Reproduce the listing exactly and skip over any pictures.

---------- Supplied records

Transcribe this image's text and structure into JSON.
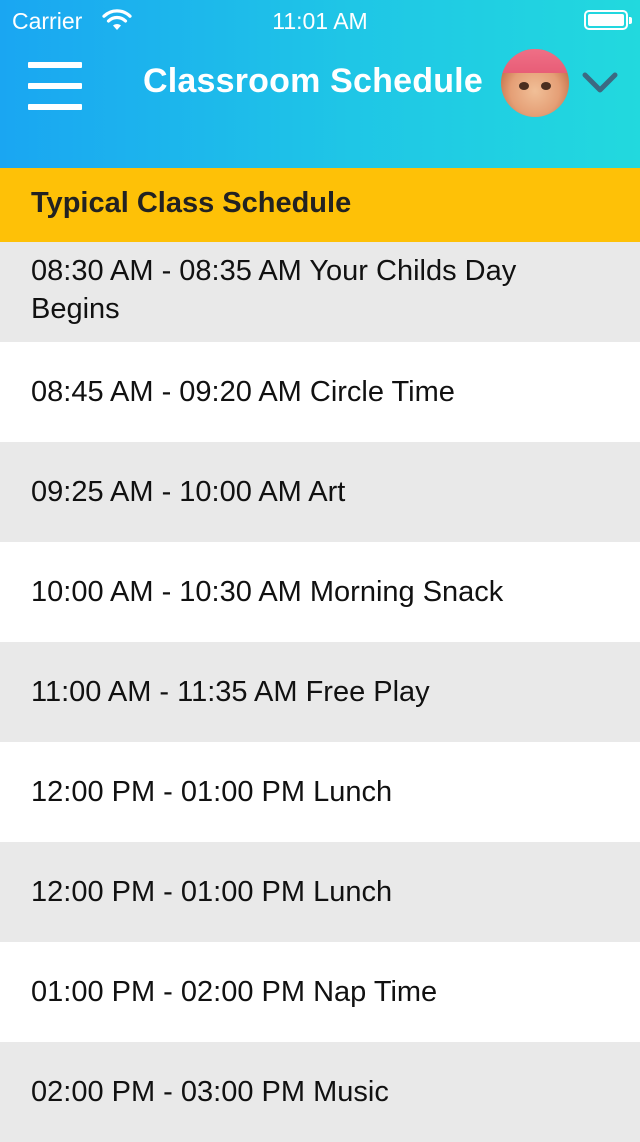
{
  "status_bar": {
    "carrier": "Carrier",
    "time": "11:01 AM",
    "icons": [
      "wifi-icon",
      "battery-icon"
    ]
  },
  "nav": {
    "title": "Classroom Schedule",
    "menu_icon": "hamburger-menu-icon",
    "dropdown_icon": "chevron-down-icon",
    "avatar": "child-avatar",
    "colors": {
      "gradient_start": "#1aa6f2",
      "gradient_end": "#22d9de"
    }
  },
  "section": {
    "title": "Typical Class Schedule",
    "color": "#fec107"
  },
  "schedule": [
    {
      "text": "08:30 AM - 08:35 AM Your Childs Day Begins"
    },
    {
      "text": "08:45 AM - 09:20 AM Circle Time"
    },
    {
      "text": "09:25 AM - 10:00 AM Art"
    },
    {
      "text": "10:00 AM - 10:30 AM Morning Snack"
    },
    {
      "text": "11:00 AM - 11:35 AM Free Play"
    },
    {
      "text": "12:00 PM - 01:00 PM Lunch"
    },
    {
      "text": "12:00 PM - 01:00 PM Lunch"
    },
    {
      "text": "01:00 PM - 02:00 PM Nap Time"
    },
    {
      "text": "02:00 PM - 03:00 PM Music"
    }
  ]
}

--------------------

**Answer for the task:**
Transcribe this image's text and structure into JSON.
{
  "status_bar": {
    "carrier": "Carrier",
    "time": "11:01 AM",
    "icons": [
      "wifi-icon",
      "battery-icon"
    ]
  },
  "nav": {
    "title": "Classroom Schedule",
    "menu_icon": "hamburger-menu-icon",
    "dropdown_icon": "chevron-down-icon",
    "avatar": "child-avatar",
    "colors": {
      "gradient_start": "#1aa6f2",
      "gradient_end": "#22d9de"
    }
  },
  "section": {
    "title": "Typical Class Schedule",
    "color": "#fec107"
  },
  "schedule": [
    {
      "text": "08:30 AM - 08:35 AM Your Childs Day Begins"
    },
    {
      "text": "08:45 AM - 09:20 AM Circle Time"
    },
    {
      "text": "09:25 AM - 10:00 AM Art"
    },
    {
      "text": "10:00 AM - 10:30 AM Morning Snack"
    },
    {
      "text": "11:00 AM - 11:35 AM Free Play"
    },
    {
      "text": "12:00 PM - 01:00 PM Lunch"
    },
    {
      "text": "12:00 PM - 01:00 PM Lunch"
    },
    {
      "text": "01:00 PM - 02:00 PM Nap Time"
    },
    {
      "text": "02:00 PM - 03:00 PM Music"
    }
  ]
}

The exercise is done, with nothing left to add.